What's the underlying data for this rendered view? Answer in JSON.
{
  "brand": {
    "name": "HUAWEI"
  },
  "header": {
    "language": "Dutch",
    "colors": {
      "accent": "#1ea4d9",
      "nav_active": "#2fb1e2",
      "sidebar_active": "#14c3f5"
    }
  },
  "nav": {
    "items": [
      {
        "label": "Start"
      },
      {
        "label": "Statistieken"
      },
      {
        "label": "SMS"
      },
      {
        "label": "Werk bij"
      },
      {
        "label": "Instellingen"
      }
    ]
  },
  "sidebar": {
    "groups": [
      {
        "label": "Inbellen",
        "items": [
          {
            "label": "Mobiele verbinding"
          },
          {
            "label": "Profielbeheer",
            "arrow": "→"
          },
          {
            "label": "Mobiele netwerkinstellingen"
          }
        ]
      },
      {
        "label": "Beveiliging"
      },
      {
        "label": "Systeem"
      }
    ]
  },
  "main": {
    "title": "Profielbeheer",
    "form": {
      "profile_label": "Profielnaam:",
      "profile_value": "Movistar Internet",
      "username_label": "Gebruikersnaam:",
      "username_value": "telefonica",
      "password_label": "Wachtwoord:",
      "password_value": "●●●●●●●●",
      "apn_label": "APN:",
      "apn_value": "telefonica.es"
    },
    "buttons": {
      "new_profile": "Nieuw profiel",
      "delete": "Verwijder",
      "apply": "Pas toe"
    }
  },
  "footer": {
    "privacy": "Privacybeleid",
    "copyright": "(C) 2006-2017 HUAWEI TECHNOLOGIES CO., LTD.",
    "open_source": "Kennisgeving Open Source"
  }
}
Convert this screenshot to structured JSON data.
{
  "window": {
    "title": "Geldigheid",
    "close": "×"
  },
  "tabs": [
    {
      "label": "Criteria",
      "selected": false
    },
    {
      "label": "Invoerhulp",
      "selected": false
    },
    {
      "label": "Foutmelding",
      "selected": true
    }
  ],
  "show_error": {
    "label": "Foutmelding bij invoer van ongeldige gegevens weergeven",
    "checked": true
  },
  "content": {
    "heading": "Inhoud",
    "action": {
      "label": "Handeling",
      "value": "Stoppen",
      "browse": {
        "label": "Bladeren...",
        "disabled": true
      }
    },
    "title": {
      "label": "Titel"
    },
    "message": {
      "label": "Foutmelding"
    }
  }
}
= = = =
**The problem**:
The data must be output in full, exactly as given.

**Answer box**:
What's the underlying data for this rendered view? Answer in JSON.
{
  "brand": {
    "name": "HUAWEI"
  },
  "header": {
    "language": "Dutch",
    "colors": {
      "accent": "#1ea4d9",
      "nav_active": "#2fb1e2",
      "sidebar_active": "#14c3f5"
    }
  },
  "nav": {
    "items": [
      {
        "label": "Start"
      },
      {
        "label": "Statistieken"
      },
      {
        "label": "SMS"
      },
      {
        "label": "Werk bij"
      },
      {
        "label": "Instellingen"
      }
    ]
  },
  "sidebar": {
    "groups": [
      {
        "label": "Inbellen",
        "items": [
          {
            "label": "Mobiele verbinding"
          },
          {
            "label": "Profielbeheer",
            "arrow": "→"
          },
          {
            "label": "Mobiele netwerkinstellingen"
          }
        ]
      },
      {
        "label": "Beveiliging"
      },
      {
        "label": "Systeem"
      }
    ]
  },
  "main": {
    "title": "Profielbeheer",
    "form": {
      "profile_label": "Profielnaam:",
      "profile_value": "Movistar Internet",
      "username_label": "Gebruikersnaam:",
      "username_value": "telefonica",
      "password_label": "Wachtwoord:",
      "password_value": "●●●●●●●●",
      "apn_label": "APN:",
      "apn_value": "telefonica.es"
    },
    "buttons": {
      "new_profile": "Nieuw profiel",
      "delete": "Verwijder",
      "apply": "Pas toe"
    }
  },
  "footer": {
    "privacy": "Privacybeleid",
    "copyright": "(C) 2006-2017 HUAWEI TECHNOLOGIES CO., LTD.",
    "open_source": "Kennisgeving Open Source"
  }
}
Convert this screenshot to structured JSON data.
{
  "window": {
    "title": "Geldigheid",
    "close": "×"
  },
  "tabs": [
    {
      "label": "Criteria",
      "selected": false
    },
    {
      "label": "Invoerhulp",
      "selected": false
    },
    {
      "label": "Foutmelding",
      "selected": true
    }
  ],
  "show_error": {
    "label": "Foutmelding bij invoer van ongeldige gegevens weergeven",
    "checked": true
  },
  "content": {
    "heading": "Inhoud",
    "action": {
      "label": "Handeling",
      "value": "Stoppen",
      "browse": {
        "label": "Bladeren...",
        "disabled": true
      }
    },
    "title": {
      "label": "Titel"
    },
    "message": {
      "label": "Foutmelding"
    }
  }
}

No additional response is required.